I’m a list person. I love to check off boxes and cross things out.
When I’ve tried to develop new habits in the past, I generally keep the ideas in my head. And after a while, negative self-talk takes over — “I don’t feel like it today,” and that new behaviour drops off rather quickly.
During my self-care commitment in January, I wrote things down on sticky notes, as I pictured in my last post. To my pleasant surprise a few things happened as a result:
- I don’t have to remember the new habits in my head.
- I have a visual list to “check off.”
- I’m (kinda) being held accountable.
The lists became visual cues to remind me what I wanted to do for myself. Even though my husband has never commented on them in the bathroom, they (kinda) hold me accountable because I’ve gone “public” with the ideas. I find myself running down the list before I leave the bathroom. Or, for the list by my bed, I do a check-in there as well.
Now something I learned from reading Atomic Habits by James Clear (highly recommend!) is “habit stacking,” which means connecting habits together so they become automatic by association. Utilizing this idea, I adjusted how I wrote out my sticky notes.
The sticky on the left was the original with my re-thought out list on the right using habit stacking. Using the original list, I’d just run through it before leaving the bathroom and make sure I’d checked it all off. Using the list on the right adds an order to things. Flossing is now associated with brushing my teeth. So it will become automatic to floss after brushing as the two habits get associated together. I dry-skin brush after flossing; dry-skin brushing is obviously done on dry skin, so it has to happen before a shower. Warm showers feel good to start, cold showers feel awesome at the end. (I will have a whole post on cold showers coming soon.) No sense in applying lotion before a shower… so it ends my routine. Overtime, I’ll no longer need the sticky because these will all become part of a daily routine, but in the meantime, I don’t need my negative thoughts cutting in and messing up my self-care.

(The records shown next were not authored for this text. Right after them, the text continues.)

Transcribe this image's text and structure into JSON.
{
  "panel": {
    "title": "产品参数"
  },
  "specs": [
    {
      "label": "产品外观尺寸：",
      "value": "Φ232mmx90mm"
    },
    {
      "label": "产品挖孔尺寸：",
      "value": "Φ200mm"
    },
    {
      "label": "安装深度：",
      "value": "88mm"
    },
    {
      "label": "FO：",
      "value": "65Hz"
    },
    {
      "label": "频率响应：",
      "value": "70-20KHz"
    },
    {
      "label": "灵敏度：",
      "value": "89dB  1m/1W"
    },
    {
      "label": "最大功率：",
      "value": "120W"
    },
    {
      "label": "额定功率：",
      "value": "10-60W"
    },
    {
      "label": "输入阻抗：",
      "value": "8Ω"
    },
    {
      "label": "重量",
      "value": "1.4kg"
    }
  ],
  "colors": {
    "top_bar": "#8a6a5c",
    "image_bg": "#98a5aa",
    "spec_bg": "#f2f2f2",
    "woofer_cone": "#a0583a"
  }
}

I made similar changes to the list by my bedside:
So now I wake and meditate first thing. Check in if I need to journal – I don’t always feel the need to journal, but having it written here reminds me to check-in with myself if there’s something I want to journal about. Affirmations and gratitude go into the same book, so they are already associated together. At bedtime, meditation is the last thing I do before turning out the light.
There are days when I’m busy and time is tight and maybe I don’t have time to do everything as listed (especially in the morning). So, I pick my priorities for the day. Maybe I can journal later? Meditation (even just three minutes) and cold water therapy tend to become my shortlist.
Are there habits you’d like to build into your life? Maybe a visual list in a useful place will help you remember what you promised to yourself. Stack your new habit with an established (but still desirable!) one to build association.